Two nights ago I fell asleep right after reading a Malcolm Gladwell piece in his book “What the Dog Saw”. The piece was about how there are two different types of artists in this world, the prodigy, who does his best work young (Picasso) and the late bloomer, who does his best work old (Cezanne). 

As with almost all of Gladwell’s writings, this piece instilled a certainty within me of Gladwell’s rightness. He had cracked yet another of those everyday mysteries that sit right in front of us, yet we neither notice nor solve. More important, he had made me believe that, even at my advancing age, my best art was still ahead of me. Just before I dozed off, I started to think about how Gladwell’s notion of the prodigy vs. the late bloomer would make good blog post about me, since I am most certainly no prodigy and, if anything, a late bloomer.

But before I started writing my post, I did a little research, meaning of course, I googled a few terms. After entering in Gladwell, Cezanne and Picasso, I was presented with a list, number one on which was “Annals of Culture: Late Bloomers : The New Yorker.” I was about to click, when I notice that number two was titled “Steve Sailer's iSteve Blog: Cezanne vs. Picasso vs. Gladwell”. No contest, I clicked number two.

What I discovered was a very compelling counterargument to Gladwell's. To sum up iSteve's point, there is no pattern, no such thing as a neat dividing line between prodigy's and late bloomers. iSteve makes his case by pointing out how Cezanne had painted his whole life with little success, because he never quite mastered perspective. Then perspective became passe and suddenly Cezanne's warped reality art was hip. Is this true? I dunno, but then, who's to say Gladwell's thesis is right? Further, iSteve rightfully questions Gladwell's measure of success, which is prices paid for paintings.

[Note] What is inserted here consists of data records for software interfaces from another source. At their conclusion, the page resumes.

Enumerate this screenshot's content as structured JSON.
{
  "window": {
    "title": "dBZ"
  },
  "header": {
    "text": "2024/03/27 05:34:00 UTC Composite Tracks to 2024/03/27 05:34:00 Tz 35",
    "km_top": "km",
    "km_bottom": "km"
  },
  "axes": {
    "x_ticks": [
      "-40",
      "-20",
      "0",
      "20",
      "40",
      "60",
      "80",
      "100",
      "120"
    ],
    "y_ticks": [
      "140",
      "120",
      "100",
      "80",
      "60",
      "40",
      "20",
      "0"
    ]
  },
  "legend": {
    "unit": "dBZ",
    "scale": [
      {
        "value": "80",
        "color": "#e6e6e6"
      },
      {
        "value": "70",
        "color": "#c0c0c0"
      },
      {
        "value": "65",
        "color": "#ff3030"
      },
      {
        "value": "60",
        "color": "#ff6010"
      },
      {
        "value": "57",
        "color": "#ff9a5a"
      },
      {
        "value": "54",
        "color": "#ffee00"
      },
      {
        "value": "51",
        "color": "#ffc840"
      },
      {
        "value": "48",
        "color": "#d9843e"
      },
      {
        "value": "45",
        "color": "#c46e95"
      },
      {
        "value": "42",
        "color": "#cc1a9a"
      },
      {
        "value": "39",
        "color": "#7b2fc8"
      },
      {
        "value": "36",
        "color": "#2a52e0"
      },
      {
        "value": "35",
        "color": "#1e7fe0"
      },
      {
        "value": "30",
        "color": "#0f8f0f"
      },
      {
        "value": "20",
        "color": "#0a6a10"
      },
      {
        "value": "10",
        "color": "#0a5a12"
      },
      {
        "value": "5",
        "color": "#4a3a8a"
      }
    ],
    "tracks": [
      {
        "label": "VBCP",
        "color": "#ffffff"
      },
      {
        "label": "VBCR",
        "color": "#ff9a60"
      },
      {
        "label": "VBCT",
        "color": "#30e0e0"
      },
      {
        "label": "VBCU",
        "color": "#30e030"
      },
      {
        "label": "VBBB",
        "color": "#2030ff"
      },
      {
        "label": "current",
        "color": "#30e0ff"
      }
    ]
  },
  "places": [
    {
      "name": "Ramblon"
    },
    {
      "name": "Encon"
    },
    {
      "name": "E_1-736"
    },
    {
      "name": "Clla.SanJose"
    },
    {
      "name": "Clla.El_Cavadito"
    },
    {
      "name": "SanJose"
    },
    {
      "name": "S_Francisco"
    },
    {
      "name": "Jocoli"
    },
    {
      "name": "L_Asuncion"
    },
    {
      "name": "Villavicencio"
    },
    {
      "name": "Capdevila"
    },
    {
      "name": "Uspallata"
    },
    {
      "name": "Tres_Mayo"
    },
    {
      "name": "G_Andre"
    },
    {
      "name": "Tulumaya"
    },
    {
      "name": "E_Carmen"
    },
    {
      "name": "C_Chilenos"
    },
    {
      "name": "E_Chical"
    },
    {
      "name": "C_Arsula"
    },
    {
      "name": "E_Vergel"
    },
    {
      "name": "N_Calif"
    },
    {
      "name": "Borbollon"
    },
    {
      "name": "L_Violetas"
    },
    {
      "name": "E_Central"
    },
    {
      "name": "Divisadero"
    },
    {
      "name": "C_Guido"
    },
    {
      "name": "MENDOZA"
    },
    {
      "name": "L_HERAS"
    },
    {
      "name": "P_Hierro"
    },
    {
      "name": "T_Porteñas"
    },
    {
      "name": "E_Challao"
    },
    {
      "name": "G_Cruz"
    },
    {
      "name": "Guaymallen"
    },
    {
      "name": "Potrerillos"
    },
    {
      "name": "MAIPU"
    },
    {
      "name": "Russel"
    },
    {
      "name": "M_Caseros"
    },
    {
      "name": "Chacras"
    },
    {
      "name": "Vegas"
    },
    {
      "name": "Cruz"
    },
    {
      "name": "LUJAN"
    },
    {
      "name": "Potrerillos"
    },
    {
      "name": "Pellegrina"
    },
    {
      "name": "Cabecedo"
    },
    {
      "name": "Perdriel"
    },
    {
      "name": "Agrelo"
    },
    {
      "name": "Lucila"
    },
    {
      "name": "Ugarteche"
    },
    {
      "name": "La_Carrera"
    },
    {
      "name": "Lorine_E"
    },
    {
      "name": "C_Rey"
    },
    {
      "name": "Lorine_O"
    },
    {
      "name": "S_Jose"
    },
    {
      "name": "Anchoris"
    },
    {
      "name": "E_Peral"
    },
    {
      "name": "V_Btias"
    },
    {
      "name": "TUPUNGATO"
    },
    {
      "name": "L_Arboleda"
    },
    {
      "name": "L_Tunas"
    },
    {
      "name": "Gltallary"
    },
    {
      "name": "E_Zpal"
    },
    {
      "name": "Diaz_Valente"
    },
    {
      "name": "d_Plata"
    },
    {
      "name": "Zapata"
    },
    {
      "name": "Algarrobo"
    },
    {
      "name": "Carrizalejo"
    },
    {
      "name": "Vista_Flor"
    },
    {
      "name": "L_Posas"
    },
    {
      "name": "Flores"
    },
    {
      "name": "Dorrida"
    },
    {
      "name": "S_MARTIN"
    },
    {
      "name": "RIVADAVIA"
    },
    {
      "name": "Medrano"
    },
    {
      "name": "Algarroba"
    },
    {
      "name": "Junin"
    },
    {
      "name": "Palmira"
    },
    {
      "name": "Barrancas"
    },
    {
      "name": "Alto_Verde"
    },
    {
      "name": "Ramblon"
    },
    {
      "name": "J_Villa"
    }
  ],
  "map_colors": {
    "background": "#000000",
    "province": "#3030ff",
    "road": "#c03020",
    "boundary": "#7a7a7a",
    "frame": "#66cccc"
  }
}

In the end, because I am way more likely to believe things that take me down a notch than things that build me up, I went with iSteve. And if my art ever makes a dent in the world of music, it will be as much because of chance as anything else. And hard work. And The Maton.